But what about his composing? Motian led his own bands into his rhythmic world, where the pulse and ring of bebop drumming are subsumed into more of a continuous flow, a gentle outpouring. Guitarist Joel Harrison’s string choir — with violins, viola, cello and two guitars — is devoted to exploring that world.

Harrison’s liner notes include a description of Motian’s music that I like: “more suggestion than declaration.” With that in mind, it’s fitting to have a drumless string band interpreting Motian’s music. The melodies swirl and drift. The music is filled with what critics like to call texture. There are themes for the ear to follow, but you often feel more like you’re being enveloped into the music.

My appreciation of this album deepened even more this week when Harrison posted his remembrance of Motian (Facebook login required). Harrison wanted the String Choir to conjure up Motian’s famous elasticity of rhythm, but it wasn’t easy to replicate. “It turns out what he does is something only he can do!” Harrison writes. The answer was to put “wrong” tempos into the charts, codifying a new sense of time into the music.

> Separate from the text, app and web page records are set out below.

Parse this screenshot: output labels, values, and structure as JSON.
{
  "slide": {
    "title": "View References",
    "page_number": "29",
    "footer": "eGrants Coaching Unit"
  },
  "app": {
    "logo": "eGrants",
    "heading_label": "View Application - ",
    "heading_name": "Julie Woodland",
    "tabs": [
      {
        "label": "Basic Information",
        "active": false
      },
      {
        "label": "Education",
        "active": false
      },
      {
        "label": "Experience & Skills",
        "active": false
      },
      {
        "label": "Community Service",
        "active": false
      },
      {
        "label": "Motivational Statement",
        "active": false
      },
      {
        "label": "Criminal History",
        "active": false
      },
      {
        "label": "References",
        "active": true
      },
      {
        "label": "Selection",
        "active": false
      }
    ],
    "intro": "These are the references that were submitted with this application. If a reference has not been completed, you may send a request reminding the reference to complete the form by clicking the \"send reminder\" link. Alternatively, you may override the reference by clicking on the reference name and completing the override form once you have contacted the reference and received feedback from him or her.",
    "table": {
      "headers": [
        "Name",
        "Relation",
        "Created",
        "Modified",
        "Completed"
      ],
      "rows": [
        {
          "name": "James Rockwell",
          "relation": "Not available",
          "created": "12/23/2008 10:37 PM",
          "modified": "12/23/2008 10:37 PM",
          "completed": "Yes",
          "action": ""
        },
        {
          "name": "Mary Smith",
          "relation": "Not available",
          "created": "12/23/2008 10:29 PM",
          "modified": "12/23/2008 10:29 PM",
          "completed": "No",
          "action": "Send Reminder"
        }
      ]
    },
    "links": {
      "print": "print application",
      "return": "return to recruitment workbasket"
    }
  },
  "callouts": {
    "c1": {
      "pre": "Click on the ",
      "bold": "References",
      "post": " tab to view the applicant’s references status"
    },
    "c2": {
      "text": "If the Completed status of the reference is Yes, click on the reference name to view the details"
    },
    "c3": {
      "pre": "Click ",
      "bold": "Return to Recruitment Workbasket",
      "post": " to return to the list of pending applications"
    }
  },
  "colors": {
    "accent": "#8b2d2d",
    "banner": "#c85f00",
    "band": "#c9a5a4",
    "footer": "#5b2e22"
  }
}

The album starts with “It Should Have Happened a Long Time Ago.”  It’s a track Motian played with his main trio (Bill Frisell on guitar and Joe Lovano on sax), and while it’s got a definite theme, the trio plays it with a disconnected quality, with Motian’s signature minimalism: tiny taps and rustles just hinting at the rhythm. Harrison’s version starts with two wandering electric guitars (not un-Frisell-like) followed by a cello singing out the theme, actually in stronger rhythm than the original. The music overtly speeds up and slows down at points, just the way string quartets and chamber music do, particularly when the theme comes back at the end.

A song that was probably a deeper challenge was “Conception Vessel.” On the original, Keith Jarrett spells out the theme on piano while Motian does something … else … a slow sculpting of drums that sits outside the rhythm and yet doesn’t describe any other rhythm. It’s the drum equivalent of a soloist jumping outside the key signature. The duet continues like that for seven minutes; it’s a gloriously free-form exercise that still doesn’t stray from its original center of gravity.  Plenty of people do it now, but was it so common in 1973? I don’t know.

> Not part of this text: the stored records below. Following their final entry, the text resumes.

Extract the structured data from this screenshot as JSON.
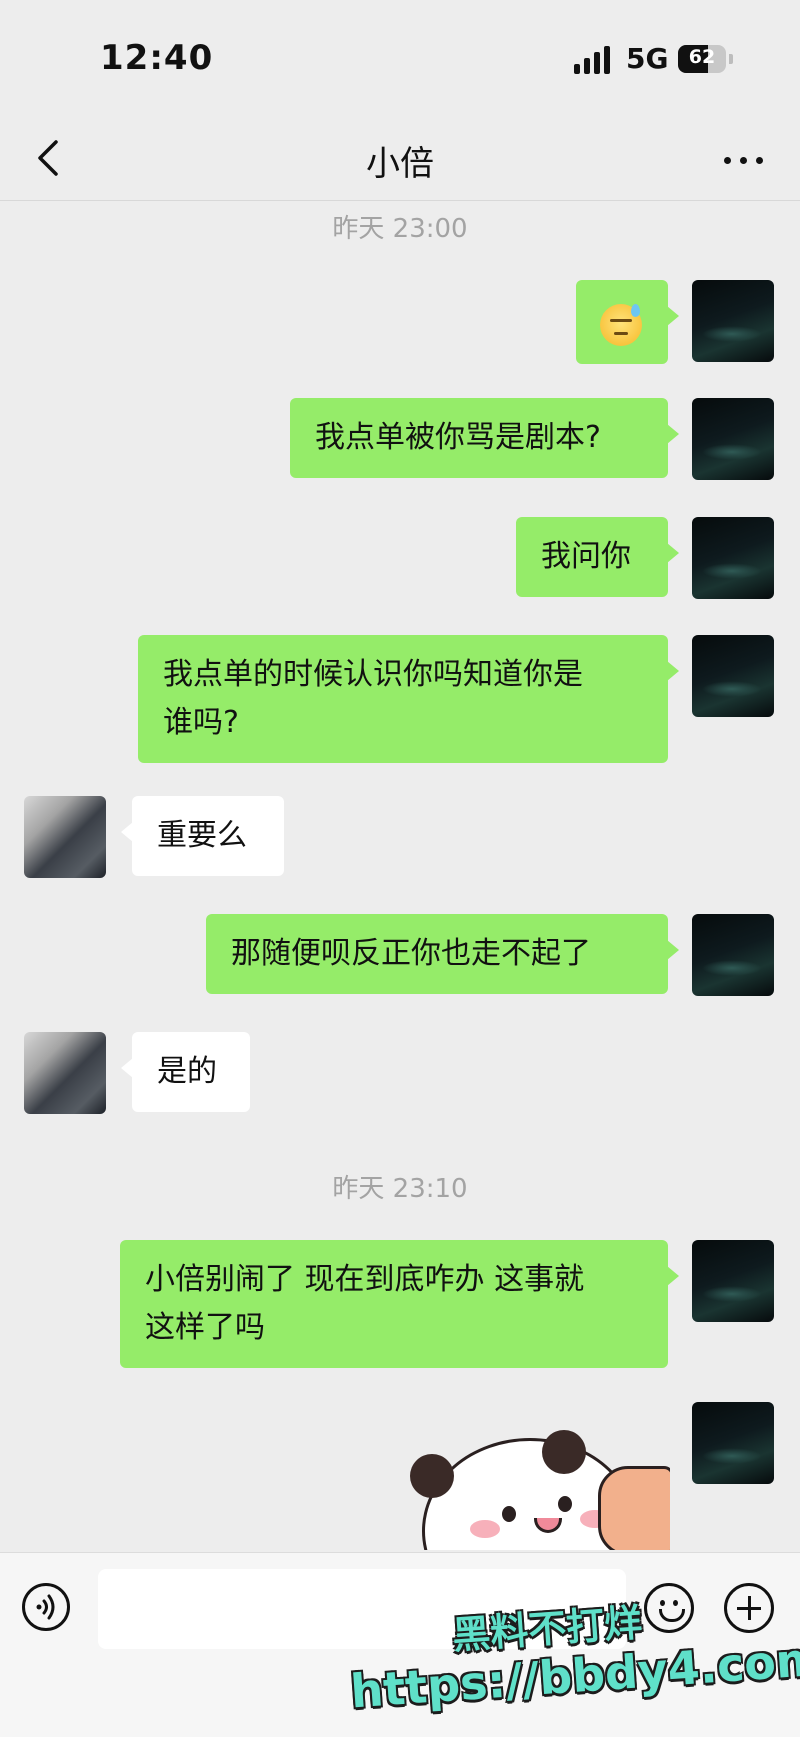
{
  "status_bar": {
    "time": "12:40",
    "network": "5G",
    "battery": "62",
    "battery_level": 0.62
  },
  "nav": {
    "title": "小倍"
  },
  "timestamps": [
    "昨天 23:00",
    "昨天 23:10"
  ],
  "messages": {
    "m2": "我点单被你骂是剧本?",
    "m3": "我问你",
    "m4_line1": "我点单的时候认识你吗知道你是",
    "m4_line2": "谁吗?",
    "m5": "重要么",
    "m6": "那随便呗反正你也走不起了",
    "m7": "是的",
    "m8_line1": "小倍别闹了 现在到底咋办 这事就",
    "m8_line2": "这样了吗"
  },
  "icons": {
    "back": "chevron-left-icon",
    "more": "more-icon",
    "emoji_msg": "sweat-smile-emoji",
    "voice": "voice-icon",
    "emoji": "emoji-icon",
    "plus": "plus-icon"
  },
  "colors": {
    "bubble_me": "#95ec69",
    "bubble_other": "#ffffff",
    "background": "#ededed"
  },
  "watermark": {
    "line1": "黑料不打烊",
    "line2": "https://bbdy4.com"
  }
}
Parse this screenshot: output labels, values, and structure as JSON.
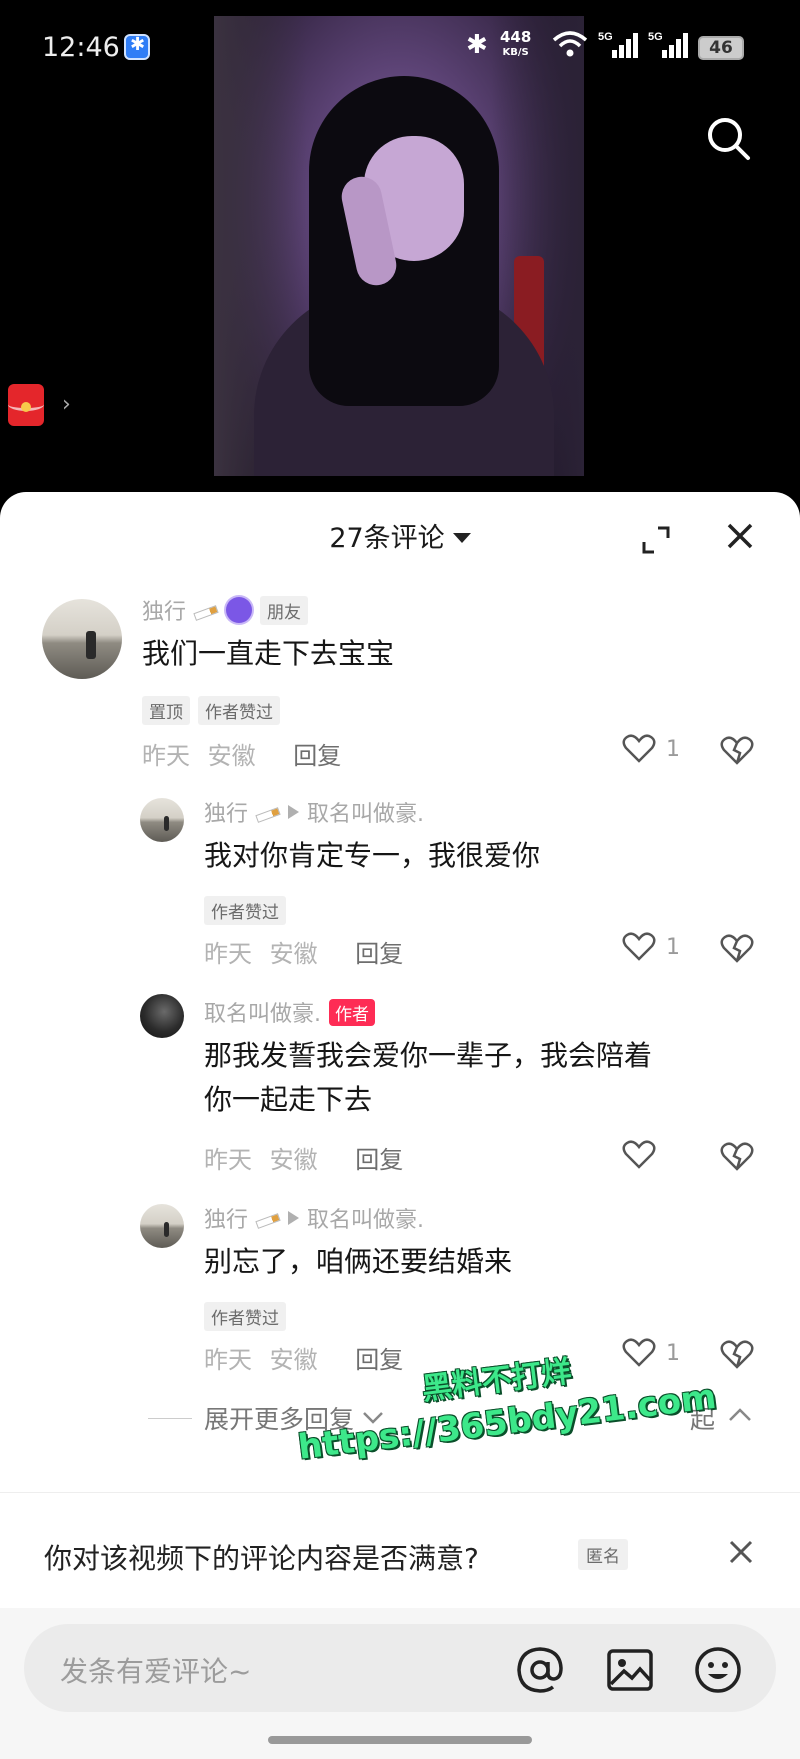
{
  "status_bar": {
    "time": "12:46",
    "net_speed": "448",
    "net_unit": "KB/S",
    "sim1": "5G",
    "sim2": "5G",
    "battery": "46"
  },
  "comments_panel": {
    "title": "27条评论",
    "comments": [
      {
        "user": "独行",
        "user_badge": "朋友",
        "text": "我们一直走下去宝宝",
        "tags": [
          "置顶",
          "作者赞过"
        ],
        "time": "昨天",
        "location": "安徽",
        "reply_label": "回复",
        "likes": "1"
      },
      {
        "user": "独行",
        "reply_to": "取名叫做豪.",
        "text": "我对你肯定专一，我很爱你",
        "tags": [
          "作者赞过"
        ],
        "time": "昨天",
        "location": "安徽",
        "reply_label": "回复",
        "likes": "1"
      },
      {
        "user": "取名叫做豪.",
        "user_badge": "作者",
        "text_line1": "那我发誓我会爱你一辈子，我会陪着",
        "text_line2": "你一起走下去",
        "time": "昨天",
        "location": "安徽",
        "reply_label": "回复",
        "likes": ""
      },
      {
        "user": "独行",
        "reply_to": "取名叫做豪.",
        "text": "别忘了，咱俩还要结婚来",
        "tags": [
          "作者赞过"
        ],
        "time": "昨天",
        "location": "安徽",
        "reply_label": "回复",
        "likes": "1"
      }
    ],
    "expand_more": "展开更多回复",
    "collapse_label": "起"
  },
  "watermark": {
    "line1": "黑料不打烊",
    "line2": "https://365bdy21.com"
  },
  "survey": {
    "question": "你对该视频下的评论内容是否满意?",
    "tag": "匿名"
  },
  "input": {
    "placeholder": "发条有爱评论~"
  },
  "icons": {
    "search": "search-icon",
    "expand": "expand-icon",
    "close": "close-icon",
    "heart": "heart-icon",
    "dislike": "broken-heart-icon",
    "at": "at-icon",
    "image": "image-icon",
    "emoji": "emoji-icon"
  },
  "colors": {
    "author_badge": "#fe2c55",
    "watermark": "#3de88a"
  }
}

Harrison’s version is more compact, at just three minutes, and quite lovely. A guitar solo takes up most of the time, with wisps of chords from a second guitar just hinting at the direction of the piece. The intro carves out the theme with a slow, spacious air.

Motian’s music was not all gossamer and clouds. “Drum Music,” both from the String Choir and Motian’s Lost in a Dream album (ECM, 2009), is snappy and angled, even a bit grumpy (and it gives way to some great soloing from Chris Potter on sax and Jason Moran on piano). In the hands of strings, it becomes an agitated modern-classical piece, loads of fun.

“Drum Music,” with extra agitation by Oliver Lake.

Harrison put two non-Motian tracks on the album: Scott La Faro’s “Jade Visions” (played by the Bill Evans Trio) and “Misterioso,” a nod to Motian’s albums devoted to Monk’s music. “Jade Visions” unfolds with florid patience, a Japanese garden after a spring rain. The melody comes at you more directly than on some of Motian’s compositions, and the long string notes let you savor how delicate some of the chords are. “Misterioso” starts with open-ended plucked strings and plays a few timing tricks with the familiar theme, trying out new rhythmic ideas. It’s a treat.

Of course I have to point out a viola solo. On “Cathedral Song,” Mat Maneri solos with just a touch of rawness — just a touch, not enough to disrupt the delicate mood, even when he hit some high-speed phrases. It’s a highlight, and not just because it’s viola.

If you’re craving more thoughts on Motian, jazz writer Peter Hum has collected several musician remembrances at jazzblog.ca (at The Ottawa Citizen).  Here’s a link to the Matt Wilson entry, a great read.

You can also find links to media coverage at Avant Music News.

And here’s a quick interview with Harrison about the String Choir, and a performance of “It Should Have Happened Long Ago” at The Stone in NYC.